→ **Prompt**
Look for the word "item" in the records, and copy each line where it appears.

# # # # # # #

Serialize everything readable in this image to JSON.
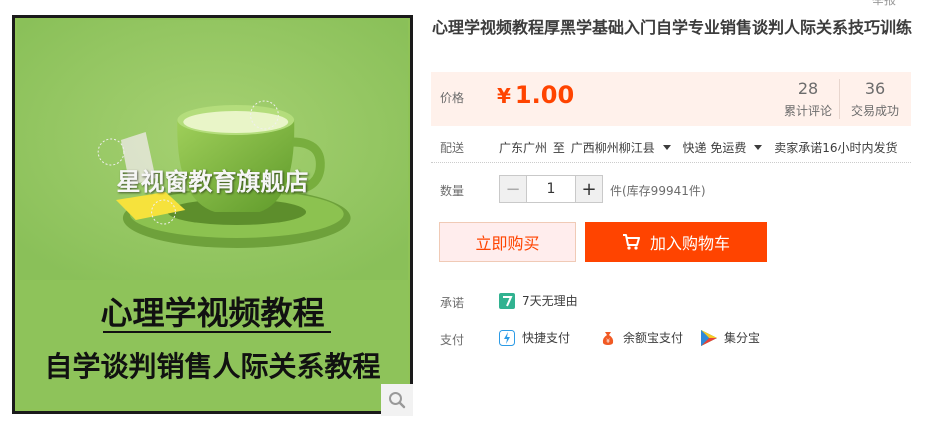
{
  "header": {
    "top_link": "举报"
  },
  "image": {
    "watermark": "星视窗教育旗舰店",
    "line1": "心理学视频教程",
    "line2": "自学谈判销售人际关系教程",
    "bg_color": "#8ec35a"
  },
  "product": {
    "title": "心理学视频教程厚黑学基础入门自学专业销售谈判人际关系技巧训练"
  },
  "price": {
    "label": "价格",
    "currency": "¥",
    "value": "1.00",
    "reviews_count": "28",
    "reviews_label": "累计评论",
    "sales_count": "36",
    "sales_label": "交易成功"
  },
  "delivery": {
    "label": "配送",
    "from": "广东广州",
    "to_label": "至",
    "to": "广西柳州柳江县",
    "shipping": "快递 免运费",
    "promise": "卖家承诺16小时内发货"
  },
  "quantity": {
    "label": "数量",
    "minus": "−",
    "value": "1",
    "plus": "+",
    "stock_text": "件(库存99941件)"
  },
  "actions": {
    "buy_now": "立即购买",
    "add_to_cart": "加入购物车"
  },
  "promise": {
    "label": "承诺",
    "item": "7天无理由"
  },
  "payment": {
    "label": "支付",
    "methods": [
      "快捷支付",
      "余额宝支付",
      "集分宝"
    ]
  },
  "colors": {
    "accent": "#ff4400",
    "price_bg": "#fff1eb"
  }
}
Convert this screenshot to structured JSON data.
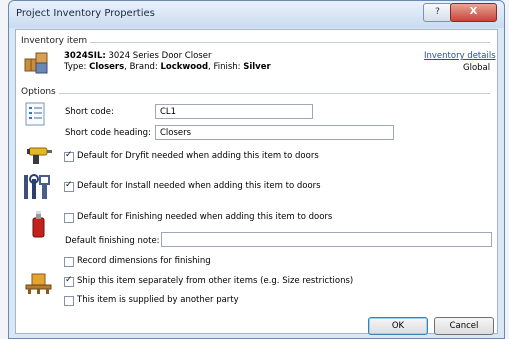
{
  "window": {
    "title": "Project Inventory Properties",
    "help_glyph": "?",
    "close_glyph": "X"
  },
  "inventory": {
    "section_label": "Inventory item",
    "code": "3024SIL:",
    "name": "3024 Series Door Closer",
    "type_label": "Type:",
    "type_value": "Closers",
    "brand_label": ", Brand:",
    "brand_value": "Lockwood",
    "finish_label": ", Finish:",
    "finish_value": "Silver",
    "details_link": "Inventory details",
    "scope": "Global",
    "icon": "boxes-icon"
  },
  "options": {
    "section_label": "Options",
    "short_code_label": "Short code:",
    "short_code_value": "CL1",
    "short_code_heading_label": "Short code heading:",
    "short_code_heading_value": "Closers",
    "dryfit_label": "Default for Dryfit needed when adding this item to doors",
    "dryfit_checked": true,
    "install_label": "Default for Install needed when adding this item to doors",
    "install_checked": true,
    "finishing_label": "Default for Finishing needed when adding this item to doors",
    "finishing_checked": false,
    "finishing_note_label": "Default finishing note:",
    "finishing_note_value": "",
    "record_dimensions_label": "Record dimensions for finishing",
    "record_dimensions_checked": false,
    "ship_separately_label": "Ship this item separately from other items (e.g. Size restrictions)",
    "ship_separately_checked": true,
    "supplied_by_other_label": "This item is supplied by another party",
    "supplied_by_other_checked": false
  },
  "buttons": {
    "ok": "OK",
    "cancel": "Cancel"
  }
}
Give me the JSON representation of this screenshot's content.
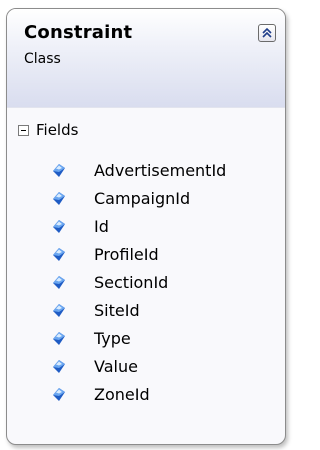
{
  "shape": {
    "title": "Constraint",
    "kind": "Class",
    "collapse_icon": "double-chevron-up-icon"
  },
  "section": {
    "label": "Fields",
    "expander_icon": "minus-box-icon"
  },
  "field_icon": "field-diamond-icon",
  "field_icon_color": "#2b6fd6",
  "fields": [
    "AdvertisementId",
    "CampaignId",
    "Id",
    "ProfileId",
    "SectionId",
    "SiteId",
    "Type",
    "Value",
    "ZoneId"
  ]
}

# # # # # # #

→ **Your solution**
    "item": "7天无理由"
    "section_label": "Inventory item",
    "dryfit_label": "Default for Dryfit needed when adding this item to doors",
    "install_label": "Default for Install needed when adding this item to doors",
    "finishing_label": "Default for Finishing needed when adding this item to doors",
    "ship_separately_label": "Ship this item separately from other items (e.g. Size restrictions)",
    "supplied_by_other_label": "This item is supplied by another party",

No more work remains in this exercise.